Start of DATA TO USE

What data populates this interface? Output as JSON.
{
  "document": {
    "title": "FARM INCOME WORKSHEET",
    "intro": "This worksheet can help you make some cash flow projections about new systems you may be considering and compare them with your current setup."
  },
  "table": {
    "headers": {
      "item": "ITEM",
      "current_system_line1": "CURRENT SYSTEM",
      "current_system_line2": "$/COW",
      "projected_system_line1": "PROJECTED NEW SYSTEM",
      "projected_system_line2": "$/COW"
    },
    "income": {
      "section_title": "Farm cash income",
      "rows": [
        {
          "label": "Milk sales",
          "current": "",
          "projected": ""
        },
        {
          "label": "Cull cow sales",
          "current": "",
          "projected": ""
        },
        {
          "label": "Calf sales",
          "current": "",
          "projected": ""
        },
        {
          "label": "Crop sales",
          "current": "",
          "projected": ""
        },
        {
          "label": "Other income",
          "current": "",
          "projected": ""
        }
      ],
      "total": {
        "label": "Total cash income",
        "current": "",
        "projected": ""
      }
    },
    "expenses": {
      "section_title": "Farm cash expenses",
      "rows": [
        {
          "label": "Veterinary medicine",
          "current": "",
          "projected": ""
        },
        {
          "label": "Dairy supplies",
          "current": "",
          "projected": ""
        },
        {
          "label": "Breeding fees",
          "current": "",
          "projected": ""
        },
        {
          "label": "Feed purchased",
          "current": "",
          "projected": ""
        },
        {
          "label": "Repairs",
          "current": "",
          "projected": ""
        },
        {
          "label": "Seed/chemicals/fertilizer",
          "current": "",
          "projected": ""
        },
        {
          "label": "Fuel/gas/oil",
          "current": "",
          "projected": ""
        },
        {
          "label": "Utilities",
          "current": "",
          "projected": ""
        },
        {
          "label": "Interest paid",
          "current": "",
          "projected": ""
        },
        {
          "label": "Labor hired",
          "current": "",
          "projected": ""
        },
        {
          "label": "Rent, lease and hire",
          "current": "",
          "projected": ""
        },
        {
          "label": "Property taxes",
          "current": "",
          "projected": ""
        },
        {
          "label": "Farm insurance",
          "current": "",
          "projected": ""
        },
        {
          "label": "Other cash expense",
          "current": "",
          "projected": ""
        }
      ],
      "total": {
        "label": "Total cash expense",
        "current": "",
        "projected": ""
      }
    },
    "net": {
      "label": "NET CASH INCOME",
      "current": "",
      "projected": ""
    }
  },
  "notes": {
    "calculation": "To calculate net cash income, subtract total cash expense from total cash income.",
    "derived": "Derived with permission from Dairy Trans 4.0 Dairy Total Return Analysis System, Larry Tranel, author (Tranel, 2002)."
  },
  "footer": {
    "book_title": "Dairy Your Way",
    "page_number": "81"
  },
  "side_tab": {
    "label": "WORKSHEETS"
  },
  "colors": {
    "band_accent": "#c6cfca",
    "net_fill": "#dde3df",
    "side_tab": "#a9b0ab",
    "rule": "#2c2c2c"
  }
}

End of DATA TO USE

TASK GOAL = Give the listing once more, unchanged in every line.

RESULT OF THIS TASK =
What data populates this interface? Output as JSON.
{
  "document": {
    "title": "FARM INCOME WORKSHEET",
    "intro": "This worksheet can help you make some cash flow projections about new systems you may be considering and compare them with your current setup."
  },
  "table": {
    "headers": {
      "item": "ITEM",
      "current_system_line1": "CURRENT SYSTEM",
      "current_system_line2": "$/COW",
      "projected_system_line1": "PROJECTED NEW SYSTEM",
      "projected_system_line2": "$/COW"
    },
    "income": {
      "section_title": "Farm cash income",
      "rows": [
        {
          "label": "Milk sales",
          "current": "",
          "projected": ""
        },
        {
          "label": "Cull cow sales",
          "current": "",
          "projected": ""
        },
        {
          "label": "Calf sales",
          "current": "",
          "projected": ""
        },
        {
          "label": "Crop sales",
          "current": "",
          "projected": ""
        },
        {
          "label": "Other income",
          "current": "",
          "projected": ""
        }
      ],
      "total": {
        "label": "Total cash income",
        "current": "",
        "projected": ""
      }
    },
    "expenses": {
      "section_title": "Farm cash expenses",
      "rows": [
        {
          "label": "Veterinary medicine",
          "current": "",
          "projected": ""
        },
        {
          "label": "Dairy supplies",
          "current": "",
          "projected": ""
        },
        {
          "label": "Breeding fees",
          "current": "",
          "projected": ""
        },
        {
          "label": "Feed purchased",
          "current": "",
          "projected": ""
        },
        {
          "label": "Repairs",
          "current": "",
          "projected": ""
        },
        {
          "label": "Seed/chemicals/fertilizer",
          "current": "",
          "projected": ""
        },
        {
          "label": "Fuel/gas/oil",
          "current": "",
          "projected": ""
        },
        {
          "label": "Utilities",
          "current": "",
          "projected": ""
        },
        {
          "label": "Interest paid",
          "current": "",
          "projected": ""
        },
        {
          "label": "Labor hired",
          "current": "",
          "projected": ""
        },
        {
          "label": "Rent, lease and hire",
          "current": "",
          "projected": ""
        },
        {
          "label": "Property taxes",
          "current": "",
          "projected": ""
        },
        {
          "label": "Farm insurance",
          "current": "",
          "projected": ""
        },
        {
          "label": "Other cash expense",
          "current": "",
          "projected": ""
        }
      ],
      "total": {
        "label": "Total cash expense",
        "current": "",
        "projected": ""
      }
    },
    "net": {
      "label": "NET CASH INCOME",
      "current": "",
      "projected": ""
    }
  },
  "notes": {
    "calculation": "To calculate net cash income, subtract total cash expense from total cash income.",
    "derived": "Derived with permission from Dairy Trans 4.0 Dairy Total Return Analysis System, Larry Tranel, author (Tranel, 2002)."
  },
  "footer": {
    "book_title": "Dairy Your Way",
    "page_number": "81"
  },
  "side_tab": {
    "label": "WORKSHEETS"
  },
  "colors": {
    "band_accent": "#c6cfca",
    "net_fill": "#dde3df",
    "side_tab": "#a9b0ab",
    "rule": "#2c2c2c"
  }
}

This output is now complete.